Activity:
Scan the data below and pick out the lines containing the word "emoji".

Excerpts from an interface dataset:
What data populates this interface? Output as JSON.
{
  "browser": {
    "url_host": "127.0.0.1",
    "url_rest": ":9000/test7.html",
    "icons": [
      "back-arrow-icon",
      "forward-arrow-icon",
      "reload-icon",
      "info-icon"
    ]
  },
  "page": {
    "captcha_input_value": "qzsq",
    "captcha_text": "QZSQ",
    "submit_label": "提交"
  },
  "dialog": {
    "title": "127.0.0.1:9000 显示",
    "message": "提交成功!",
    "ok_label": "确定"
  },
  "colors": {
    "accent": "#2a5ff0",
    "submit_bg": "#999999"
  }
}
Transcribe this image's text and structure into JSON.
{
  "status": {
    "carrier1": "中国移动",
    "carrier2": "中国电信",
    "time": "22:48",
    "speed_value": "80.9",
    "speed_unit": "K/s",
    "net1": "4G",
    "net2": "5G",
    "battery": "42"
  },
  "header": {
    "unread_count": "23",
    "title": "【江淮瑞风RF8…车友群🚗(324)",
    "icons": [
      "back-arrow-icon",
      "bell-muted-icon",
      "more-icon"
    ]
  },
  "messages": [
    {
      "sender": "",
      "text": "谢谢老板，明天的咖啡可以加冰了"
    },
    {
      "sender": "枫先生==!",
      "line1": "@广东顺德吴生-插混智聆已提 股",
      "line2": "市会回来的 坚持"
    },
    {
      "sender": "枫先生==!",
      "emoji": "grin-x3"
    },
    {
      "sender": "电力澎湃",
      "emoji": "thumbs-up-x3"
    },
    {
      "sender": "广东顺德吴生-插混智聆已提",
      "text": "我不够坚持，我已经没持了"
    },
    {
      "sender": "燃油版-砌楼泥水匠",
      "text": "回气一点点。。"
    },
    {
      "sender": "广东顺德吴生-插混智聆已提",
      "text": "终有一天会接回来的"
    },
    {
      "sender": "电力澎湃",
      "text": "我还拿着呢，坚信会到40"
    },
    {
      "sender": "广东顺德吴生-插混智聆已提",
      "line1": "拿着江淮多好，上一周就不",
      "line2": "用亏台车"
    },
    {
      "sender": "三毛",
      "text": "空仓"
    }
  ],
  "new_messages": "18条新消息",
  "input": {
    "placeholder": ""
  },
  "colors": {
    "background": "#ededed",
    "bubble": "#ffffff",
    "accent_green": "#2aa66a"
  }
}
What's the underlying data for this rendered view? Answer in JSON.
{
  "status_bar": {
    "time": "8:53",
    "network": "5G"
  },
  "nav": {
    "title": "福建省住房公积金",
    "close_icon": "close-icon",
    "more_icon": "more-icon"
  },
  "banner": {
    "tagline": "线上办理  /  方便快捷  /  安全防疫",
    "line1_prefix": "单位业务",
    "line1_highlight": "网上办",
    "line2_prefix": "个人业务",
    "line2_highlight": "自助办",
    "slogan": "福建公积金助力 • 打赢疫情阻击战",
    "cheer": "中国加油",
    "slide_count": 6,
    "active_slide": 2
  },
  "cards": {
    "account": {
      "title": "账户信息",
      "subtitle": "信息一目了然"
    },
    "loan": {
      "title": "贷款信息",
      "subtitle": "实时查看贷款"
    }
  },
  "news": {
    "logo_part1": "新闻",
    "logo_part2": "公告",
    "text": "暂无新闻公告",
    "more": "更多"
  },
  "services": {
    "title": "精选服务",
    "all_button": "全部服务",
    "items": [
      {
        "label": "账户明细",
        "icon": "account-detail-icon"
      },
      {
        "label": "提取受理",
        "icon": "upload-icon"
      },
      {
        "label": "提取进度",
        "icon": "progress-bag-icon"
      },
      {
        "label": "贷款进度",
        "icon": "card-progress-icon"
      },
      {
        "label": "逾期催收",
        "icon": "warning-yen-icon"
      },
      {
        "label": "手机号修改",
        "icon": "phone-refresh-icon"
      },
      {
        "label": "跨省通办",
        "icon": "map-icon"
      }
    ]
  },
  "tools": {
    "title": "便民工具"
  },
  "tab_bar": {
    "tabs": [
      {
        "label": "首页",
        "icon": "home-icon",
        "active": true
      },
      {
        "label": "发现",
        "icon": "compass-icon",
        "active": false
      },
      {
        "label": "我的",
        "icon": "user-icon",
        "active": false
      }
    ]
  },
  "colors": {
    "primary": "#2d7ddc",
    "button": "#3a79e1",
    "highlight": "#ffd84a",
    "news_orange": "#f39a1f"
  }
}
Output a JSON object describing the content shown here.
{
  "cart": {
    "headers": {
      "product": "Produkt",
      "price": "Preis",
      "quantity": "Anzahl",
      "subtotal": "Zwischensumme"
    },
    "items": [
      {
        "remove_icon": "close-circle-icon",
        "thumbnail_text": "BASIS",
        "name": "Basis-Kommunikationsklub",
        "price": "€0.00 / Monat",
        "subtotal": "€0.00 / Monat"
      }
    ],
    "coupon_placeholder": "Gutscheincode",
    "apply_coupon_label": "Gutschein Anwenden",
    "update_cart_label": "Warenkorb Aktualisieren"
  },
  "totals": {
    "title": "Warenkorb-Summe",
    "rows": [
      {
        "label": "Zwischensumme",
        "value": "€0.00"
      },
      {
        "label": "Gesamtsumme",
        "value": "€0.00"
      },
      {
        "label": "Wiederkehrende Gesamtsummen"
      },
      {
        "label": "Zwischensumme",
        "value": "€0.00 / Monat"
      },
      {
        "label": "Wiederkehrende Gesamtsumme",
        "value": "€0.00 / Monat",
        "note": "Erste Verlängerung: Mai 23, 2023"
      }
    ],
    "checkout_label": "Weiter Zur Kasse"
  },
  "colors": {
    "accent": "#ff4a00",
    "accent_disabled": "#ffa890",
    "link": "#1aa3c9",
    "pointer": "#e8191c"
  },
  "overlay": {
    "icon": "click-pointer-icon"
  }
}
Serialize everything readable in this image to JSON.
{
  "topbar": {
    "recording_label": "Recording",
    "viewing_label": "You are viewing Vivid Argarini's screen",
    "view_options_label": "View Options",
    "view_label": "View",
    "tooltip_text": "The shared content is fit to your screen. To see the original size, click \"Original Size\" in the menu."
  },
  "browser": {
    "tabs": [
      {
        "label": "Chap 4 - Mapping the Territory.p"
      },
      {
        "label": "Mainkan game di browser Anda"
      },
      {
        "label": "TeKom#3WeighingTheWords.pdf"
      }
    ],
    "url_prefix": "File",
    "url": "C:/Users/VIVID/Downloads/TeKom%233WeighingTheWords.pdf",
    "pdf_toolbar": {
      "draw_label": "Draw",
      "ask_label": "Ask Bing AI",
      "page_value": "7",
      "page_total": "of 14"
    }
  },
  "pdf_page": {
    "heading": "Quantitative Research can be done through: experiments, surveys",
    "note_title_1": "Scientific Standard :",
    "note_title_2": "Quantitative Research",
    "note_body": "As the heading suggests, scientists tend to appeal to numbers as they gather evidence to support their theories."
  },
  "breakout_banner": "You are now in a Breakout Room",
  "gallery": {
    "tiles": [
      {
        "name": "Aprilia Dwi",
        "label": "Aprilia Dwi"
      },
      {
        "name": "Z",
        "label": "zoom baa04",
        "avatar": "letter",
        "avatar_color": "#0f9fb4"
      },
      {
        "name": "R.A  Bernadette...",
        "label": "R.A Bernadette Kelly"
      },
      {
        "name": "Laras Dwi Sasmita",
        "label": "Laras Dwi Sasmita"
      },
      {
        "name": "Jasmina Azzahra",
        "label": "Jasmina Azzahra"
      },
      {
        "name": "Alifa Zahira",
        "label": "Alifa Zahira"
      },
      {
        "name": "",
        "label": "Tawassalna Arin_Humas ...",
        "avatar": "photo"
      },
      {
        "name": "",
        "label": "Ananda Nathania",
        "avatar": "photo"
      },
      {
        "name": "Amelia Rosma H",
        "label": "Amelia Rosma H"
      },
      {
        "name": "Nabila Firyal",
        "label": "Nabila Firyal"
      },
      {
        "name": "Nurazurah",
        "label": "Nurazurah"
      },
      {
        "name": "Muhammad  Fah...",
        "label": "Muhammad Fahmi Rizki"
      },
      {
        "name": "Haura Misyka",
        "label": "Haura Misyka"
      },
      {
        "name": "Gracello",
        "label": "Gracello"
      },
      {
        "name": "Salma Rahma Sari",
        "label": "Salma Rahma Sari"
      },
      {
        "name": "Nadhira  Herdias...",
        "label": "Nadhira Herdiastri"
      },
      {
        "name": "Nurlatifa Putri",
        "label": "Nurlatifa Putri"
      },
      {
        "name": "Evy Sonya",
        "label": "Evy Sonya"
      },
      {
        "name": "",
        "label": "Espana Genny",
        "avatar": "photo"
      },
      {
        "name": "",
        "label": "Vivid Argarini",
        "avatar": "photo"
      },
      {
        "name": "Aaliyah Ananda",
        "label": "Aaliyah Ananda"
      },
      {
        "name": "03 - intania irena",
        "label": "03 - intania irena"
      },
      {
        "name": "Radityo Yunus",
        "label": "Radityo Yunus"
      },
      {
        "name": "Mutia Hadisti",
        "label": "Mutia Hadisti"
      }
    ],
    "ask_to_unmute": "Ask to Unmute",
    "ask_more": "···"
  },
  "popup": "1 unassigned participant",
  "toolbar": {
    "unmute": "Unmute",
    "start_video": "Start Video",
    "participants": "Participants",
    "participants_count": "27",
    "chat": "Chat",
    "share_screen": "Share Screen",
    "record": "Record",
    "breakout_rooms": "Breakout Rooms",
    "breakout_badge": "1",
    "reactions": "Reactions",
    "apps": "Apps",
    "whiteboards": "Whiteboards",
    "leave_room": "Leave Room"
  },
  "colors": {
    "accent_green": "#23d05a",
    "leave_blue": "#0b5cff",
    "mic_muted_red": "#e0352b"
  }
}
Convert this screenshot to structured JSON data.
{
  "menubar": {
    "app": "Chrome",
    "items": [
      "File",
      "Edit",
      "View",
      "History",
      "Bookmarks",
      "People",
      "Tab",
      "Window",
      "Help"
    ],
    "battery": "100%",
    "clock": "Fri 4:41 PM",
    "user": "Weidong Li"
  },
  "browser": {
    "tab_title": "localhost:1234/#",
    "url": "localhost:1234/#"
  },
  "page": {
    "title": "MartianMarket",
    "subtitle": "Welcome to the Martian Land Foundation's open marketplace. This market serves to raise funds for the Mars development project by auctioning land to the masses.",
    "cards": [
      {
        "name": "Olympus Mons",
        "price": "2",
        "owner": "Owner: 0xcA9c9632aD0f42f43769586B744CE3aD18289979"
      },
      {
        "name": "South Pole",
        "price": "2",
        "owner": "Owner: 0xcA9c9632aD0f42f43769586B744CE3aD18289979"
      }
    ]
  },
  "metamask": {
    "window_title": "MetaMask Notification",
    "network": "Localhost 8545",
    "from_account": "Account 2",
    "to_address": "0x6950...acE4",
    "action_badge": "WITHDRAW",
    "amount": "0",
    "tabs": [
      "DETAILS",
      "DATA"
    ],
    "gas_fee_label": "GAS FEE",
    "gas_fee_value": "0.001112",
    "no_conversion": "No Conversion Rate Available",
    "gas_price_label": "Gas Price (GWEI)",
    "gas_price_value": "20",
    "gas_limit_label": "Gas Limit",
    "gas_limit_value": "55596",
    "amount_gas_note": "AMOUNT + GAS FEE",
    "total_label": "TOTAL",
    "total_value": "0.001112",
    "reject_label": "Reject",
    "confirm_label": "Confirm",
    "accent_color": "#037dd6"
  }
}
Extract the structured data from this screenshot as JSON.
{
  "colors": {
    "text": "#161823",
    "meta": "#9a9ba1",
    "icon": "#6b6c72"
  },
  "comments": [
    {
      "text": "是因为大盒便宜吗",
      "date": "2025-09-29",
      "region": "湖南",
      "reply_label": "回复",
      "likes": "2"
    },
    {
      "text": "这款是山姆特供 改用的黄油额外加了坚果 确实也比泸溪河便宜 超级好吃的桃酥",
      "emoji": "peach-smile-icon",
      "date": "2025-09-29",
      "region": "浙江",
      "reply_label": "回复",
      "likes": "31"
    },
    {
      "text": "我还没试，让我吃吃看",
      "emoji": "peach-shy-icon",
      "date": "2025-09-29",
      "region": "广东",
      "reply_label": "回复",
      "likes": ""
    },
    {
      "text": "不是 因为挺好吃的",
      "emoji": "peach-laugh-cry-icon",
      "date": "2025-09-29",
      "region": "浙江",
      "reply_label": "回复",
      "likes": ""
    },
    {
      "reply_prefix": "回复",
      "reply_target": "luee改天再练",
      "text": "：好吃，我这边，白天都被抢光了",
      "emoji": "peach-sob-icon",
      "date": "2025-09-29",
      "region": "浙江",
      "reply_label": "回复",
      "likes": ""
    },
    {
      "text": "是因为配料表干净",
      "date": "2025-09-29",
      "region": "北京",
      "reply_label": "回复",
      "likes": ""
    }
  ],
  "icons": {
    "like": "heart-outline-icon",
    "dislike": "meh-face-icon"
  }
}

The answer:
      "emoji": "grin-x3"
      "emoji": "thumbs-up-x3"
      "emoji": "peach-smile-icon",
      "emoji": "peach-shy-icon",
      "emoji": "peach-laugh-cry-icon",
      "emoji": "peach-sob-icon",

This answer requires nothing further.